Black hole with nearby star, artist's concept

Black holes are just about the strangest objects in the universe. They are regions of space where gravity is so powerful that even light can't escape. Scientists call them holes, but they are anything but empty! They contain matter so compressed that their gravitational pull will not let even light leave them to reach our eyes and telescopes. That is why we cannot see them directly. But we are confident they exist because of the odd behavior of the matter we can see near them. For example, gases swirl around these regions at nearly the speed of light, giving off lots of high-energy radiation.

Black holes come in vastly different sizes. Some contain huge amounts of matter, some contain much less.

Cygnus Loop supernova remnant.

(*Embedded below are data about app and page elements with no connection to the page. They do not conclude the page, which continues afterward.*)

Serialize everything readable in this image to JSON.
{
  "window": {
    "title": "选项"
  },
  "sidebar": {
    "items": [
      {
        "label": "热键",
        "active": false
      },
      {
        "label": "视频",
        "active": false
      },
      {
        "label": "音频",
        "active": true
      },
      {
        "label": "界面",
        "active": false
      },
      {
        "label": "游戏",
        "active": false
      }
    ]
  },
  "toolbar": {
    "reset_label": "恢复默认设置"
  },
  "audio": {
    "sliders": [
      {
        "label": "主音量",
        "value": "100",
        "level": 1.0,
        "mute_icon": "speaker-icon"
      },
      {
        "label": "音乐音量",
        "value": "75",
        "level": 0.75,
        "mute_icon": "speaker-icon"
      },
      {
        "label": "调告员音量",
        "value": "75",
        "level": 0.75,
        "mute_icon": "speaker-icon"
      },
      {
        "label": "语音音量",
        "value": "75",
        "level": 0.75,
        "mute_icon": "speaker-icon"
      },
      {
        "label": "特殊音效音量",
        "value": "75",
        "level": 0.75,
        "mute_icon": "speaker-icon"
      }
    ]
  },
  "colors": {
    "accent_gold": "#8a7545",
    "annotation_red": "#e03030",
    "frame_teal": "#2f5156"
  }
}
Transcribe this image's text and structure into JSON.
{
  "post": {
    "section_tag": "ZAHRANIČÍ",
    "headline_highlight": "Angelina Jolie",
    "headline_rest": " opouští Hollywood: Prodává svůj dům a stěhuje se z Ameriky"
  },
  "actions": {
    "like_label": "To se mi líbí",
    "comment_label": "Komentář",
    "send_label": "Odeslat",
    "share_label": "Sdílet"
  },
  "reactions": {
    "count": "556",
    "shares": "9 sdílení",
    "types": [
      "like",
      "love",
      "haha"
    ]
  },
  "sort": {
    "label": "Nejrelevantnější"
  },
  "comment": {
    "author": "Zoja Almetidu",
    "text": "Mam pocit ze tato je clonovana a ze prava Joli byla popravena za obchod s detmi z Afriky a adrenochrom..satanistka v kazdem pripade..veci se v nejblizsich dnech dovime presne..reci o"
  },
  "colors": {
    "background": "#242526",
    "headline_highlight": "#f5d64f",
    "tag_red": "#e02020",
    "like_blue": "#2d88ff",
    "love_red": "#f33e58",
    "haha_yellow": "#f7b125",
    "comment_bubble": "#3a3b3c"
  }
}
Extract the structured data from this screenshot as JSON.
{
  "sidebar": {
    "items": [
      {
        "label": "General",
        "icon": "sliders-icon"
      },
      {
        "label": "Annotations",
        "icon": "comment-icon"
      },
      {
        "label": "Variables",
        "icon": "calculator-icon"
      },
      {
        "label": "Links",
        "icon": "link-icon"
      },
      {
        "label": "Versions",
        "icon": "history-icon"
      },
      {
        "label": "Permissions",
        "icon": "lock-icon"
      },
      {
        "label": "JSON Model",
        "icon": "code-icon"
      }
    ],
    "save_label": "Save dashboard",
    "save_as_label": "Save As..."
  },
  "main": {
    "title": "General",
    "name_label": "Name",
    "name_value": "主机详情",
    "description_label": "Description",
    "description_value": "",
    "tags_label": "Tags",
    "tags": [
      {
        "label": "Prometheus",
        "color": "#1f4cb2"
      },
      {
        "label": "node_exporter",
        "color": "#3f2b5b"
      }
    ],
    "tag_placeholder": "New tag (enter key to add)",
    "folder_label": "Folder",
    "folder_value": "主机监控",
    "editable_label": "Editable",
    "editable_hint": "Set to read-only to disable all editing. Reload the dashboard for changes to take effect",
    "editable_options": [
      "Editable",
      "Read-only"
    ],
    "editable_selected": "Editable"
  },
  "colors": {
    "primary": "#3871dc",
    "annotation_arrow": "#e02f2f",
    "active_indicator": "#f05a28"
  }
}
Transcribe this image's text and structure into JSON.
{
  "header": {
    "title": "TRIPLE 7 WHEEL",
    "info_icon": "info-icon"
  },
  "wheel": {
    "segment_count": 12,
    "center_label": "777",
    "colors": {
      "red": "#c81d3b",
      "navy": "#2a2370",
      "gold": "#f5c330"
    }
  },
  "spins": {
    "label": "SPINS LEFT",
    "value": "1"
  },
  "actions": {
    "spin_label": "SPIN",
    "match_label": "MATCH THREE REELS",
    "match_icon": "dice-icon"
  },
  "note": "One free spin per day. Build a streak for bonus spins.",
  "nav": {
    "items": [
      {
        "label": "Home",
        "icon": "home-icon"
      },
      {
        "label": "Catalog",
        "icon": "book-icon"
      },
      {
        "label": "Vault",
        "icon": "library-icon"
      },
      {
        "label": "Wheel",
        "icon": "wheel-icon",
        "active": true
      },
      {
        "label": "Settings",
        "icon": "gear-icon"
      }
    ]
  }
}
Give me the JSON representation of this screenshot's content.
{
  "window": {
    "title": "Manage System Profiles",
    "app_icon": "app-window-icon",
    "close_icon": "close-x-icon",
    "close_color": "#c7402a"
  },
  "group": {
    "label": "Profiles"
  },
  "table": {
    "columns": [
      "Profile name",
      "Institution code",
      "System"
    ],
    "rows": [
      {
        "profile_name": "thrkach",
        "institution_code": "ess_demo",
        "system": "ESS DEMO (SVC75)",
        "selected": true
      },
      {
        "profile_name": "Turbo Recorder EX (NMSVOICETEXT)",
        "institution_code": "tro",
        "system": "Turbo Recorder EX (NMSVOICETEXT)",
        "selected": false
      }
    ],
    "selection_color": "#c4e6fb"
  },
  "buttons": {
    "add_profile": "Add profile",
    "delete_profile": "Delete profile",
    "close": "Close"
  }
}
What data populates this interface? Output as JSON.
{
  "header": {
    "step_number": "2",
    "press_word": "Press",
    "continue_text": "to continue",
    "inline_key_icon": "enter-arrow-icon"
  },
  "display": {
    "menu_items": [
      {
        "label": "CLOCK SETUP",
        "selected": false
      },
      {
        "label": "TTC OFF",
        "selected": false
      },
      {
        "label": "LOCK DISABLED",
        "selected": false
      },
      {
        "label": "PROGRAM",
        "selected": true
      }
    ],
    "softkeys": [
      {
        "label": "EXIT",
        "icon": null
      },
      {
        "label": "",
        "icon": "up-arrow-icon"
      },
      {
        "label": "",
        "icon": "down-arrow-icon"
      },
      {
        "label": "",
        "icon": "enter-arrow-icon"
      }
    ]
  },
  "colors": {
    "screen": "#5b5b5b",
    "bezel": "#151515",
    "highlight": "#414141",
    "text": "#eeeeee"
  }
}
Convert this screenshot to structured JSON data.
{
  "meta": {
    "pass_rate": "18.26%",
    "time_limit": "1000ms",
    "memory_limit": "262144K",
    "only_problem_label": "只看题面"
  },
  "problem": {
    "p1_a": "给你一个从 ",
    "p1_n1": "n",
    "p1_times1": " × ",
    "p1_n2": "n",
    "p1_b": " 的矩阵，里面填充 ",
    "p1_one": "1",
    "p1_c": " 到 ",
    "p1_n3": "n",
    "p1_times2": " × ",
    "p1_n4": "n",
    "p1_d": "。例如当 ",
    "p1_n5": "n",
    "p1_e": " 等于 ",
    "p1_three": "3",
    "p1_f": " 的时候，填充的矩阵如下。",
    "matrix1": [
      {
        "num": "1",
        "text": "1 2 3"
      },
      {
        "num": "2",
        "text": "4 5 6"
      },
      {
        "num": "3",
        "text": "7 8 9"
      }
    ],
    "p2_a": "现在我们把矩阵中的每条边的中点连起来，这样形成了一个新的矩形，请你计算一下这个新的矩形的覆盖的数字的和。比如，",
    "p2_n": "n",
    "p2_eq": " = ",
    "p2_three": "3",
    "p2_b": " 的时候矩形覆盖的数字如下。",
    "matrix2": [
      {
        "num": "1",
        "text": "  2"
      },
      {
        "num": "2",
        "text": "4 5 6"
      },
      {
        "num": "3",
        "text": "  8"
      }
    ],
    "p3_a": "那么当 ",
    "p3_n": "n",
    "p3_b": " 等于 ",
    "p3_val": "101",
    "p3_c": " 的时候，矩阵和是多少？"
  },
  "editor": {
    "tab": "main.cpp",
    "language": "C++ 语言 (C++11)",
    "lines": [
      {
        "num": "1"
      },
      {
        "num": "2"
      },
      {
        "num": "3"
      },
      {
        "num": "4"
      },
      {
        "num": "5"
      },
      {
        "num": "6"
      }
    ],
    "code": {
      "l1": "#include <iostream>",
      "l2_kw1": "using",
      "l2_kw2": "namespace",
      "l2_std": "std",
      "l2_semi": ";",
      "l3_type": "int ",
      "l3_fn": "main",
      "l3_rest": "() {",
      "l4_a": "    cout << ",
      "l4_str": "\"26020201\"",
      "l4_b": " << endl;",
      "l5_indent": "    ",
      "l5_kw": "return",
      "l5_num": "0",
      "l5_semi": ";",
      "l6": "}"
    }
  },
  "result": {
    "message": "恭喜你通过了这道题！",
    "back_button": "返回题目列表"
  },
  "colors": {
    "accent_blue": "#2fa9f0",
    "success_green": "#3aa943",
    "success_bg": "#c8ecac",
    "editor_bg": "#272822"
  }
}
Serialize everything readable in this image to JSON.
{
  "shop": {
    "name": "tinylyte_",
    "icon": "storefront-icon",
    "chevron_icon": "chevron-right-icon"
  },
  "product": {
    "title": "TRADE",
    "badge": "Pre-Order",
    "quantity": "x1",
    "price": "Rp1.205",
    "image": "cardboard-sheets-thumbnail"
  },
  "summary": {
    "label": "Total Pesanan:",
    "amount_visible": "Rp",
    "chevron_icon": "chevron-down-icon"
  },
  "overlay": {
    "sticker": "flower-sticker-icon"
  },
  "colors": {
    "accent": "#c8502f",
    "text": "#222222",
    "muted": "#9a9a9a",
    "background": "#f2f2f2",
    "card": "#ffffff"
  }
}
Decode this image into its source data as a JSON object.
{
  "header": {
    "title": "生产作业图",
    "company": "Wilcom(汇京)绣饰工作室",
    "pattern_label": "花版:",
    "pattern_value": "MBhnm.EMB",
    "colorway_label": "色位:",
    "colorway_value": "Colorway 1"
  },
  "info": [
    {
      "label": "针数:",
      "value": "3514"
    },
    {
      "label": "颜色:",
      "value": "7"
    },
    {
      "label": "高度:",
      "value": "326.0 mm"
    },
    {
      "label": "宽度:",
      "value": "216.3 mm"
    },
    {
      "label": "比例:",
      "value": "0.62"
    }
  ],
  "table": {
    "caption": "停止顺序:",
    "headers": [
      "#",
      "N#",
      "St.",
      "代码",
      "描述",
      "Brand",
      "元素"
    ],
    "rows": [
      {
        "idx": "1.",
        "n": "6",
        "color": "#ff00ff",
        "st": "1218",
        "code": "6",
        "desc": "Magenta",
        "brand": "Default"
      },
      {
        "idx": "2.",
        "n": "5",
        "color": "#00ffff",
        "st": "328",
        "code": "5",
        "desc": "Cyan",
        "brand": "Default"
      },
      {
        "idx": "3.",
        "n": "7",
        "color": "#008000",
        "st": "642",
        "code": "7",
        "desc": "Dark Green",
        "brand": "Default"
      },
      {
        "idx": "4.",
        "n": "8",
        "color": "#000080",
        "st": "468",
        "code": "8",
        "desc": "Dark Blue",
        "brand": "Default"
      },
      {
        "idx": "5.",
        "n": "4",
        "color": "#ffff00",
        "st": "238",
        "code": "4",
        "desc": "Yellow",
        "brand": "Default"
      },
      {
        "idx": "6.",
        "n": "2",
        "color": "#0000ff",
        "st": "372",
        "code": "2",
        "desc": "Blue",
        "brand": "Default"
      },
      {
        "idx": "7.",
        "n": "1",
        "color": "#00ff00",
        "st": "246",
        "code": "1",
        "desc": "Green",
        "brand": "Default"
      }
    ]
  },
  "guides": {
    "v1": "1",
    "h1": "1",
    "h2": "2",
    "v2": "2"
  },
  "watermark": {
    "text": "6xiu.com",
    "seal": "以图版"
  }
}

Some black holes form after a very large star uses up all its fuel and blows off its outer parts in a gigantic explosion (called a supernova). Then, what is left collapses under the weight of its own gravity to become a super-dense object called a black hole. Our Sun is actually too small to end up as a black hole. It simply does not contain enough matter to exert that kind of gravitational force on itself. A star has to be more than about 10 times the mass of our Sun to become a black hole.

As a black hole, Dr. Marc would be much tinier than a grain of salt.

Just remember that a black hole is any amount of matter squeezed into a very, very dense package. Imagine all of planet Earth squeezed into the size of a marble. Earth would then be a black hole! But, the gravitational pull of a black hole, or anything else for that matter, depends only on mass and distance, not how large or small the object is. Even I could be a black hole if I were compressed to be more than one thousand billion billion times smaller than a grain of salt. But, you could still stand as close to me as you would for a normal conversation and you would not fall into the "Dr. Marc" black hole, because I would exert no more gravitational force than I do now.

If the Sun were somehow compressed enough to become a black hole, it would be less than 6 kilometers (well under 4 miles) across. It would exert no more gravitational force on Earth or the other planets in the solar system than it does now. Why? Because it would contain no more matter than it does now and it would be no closer to the planets than it is now.

Supermassive black hole at center of galaxy.

In the last few years scientists have discovered that many galaxies have supermassive black holes at their centers. These enormous monsters may contain the mass of 100 million or more Suns! Scientists are still trying to understand how common they are and how they may have formed.

At the other extreme, tiny black holes may have formed in the first few seconds of the universe.

Black holes are fascinating objects and astronomers have a lot more questions about them. One way that will help scientists to learn about them will be to detect and study the gravitational waves some of them create in the fabric of space. Find out more about gravitational waves and solve an online crossword puzzle about them.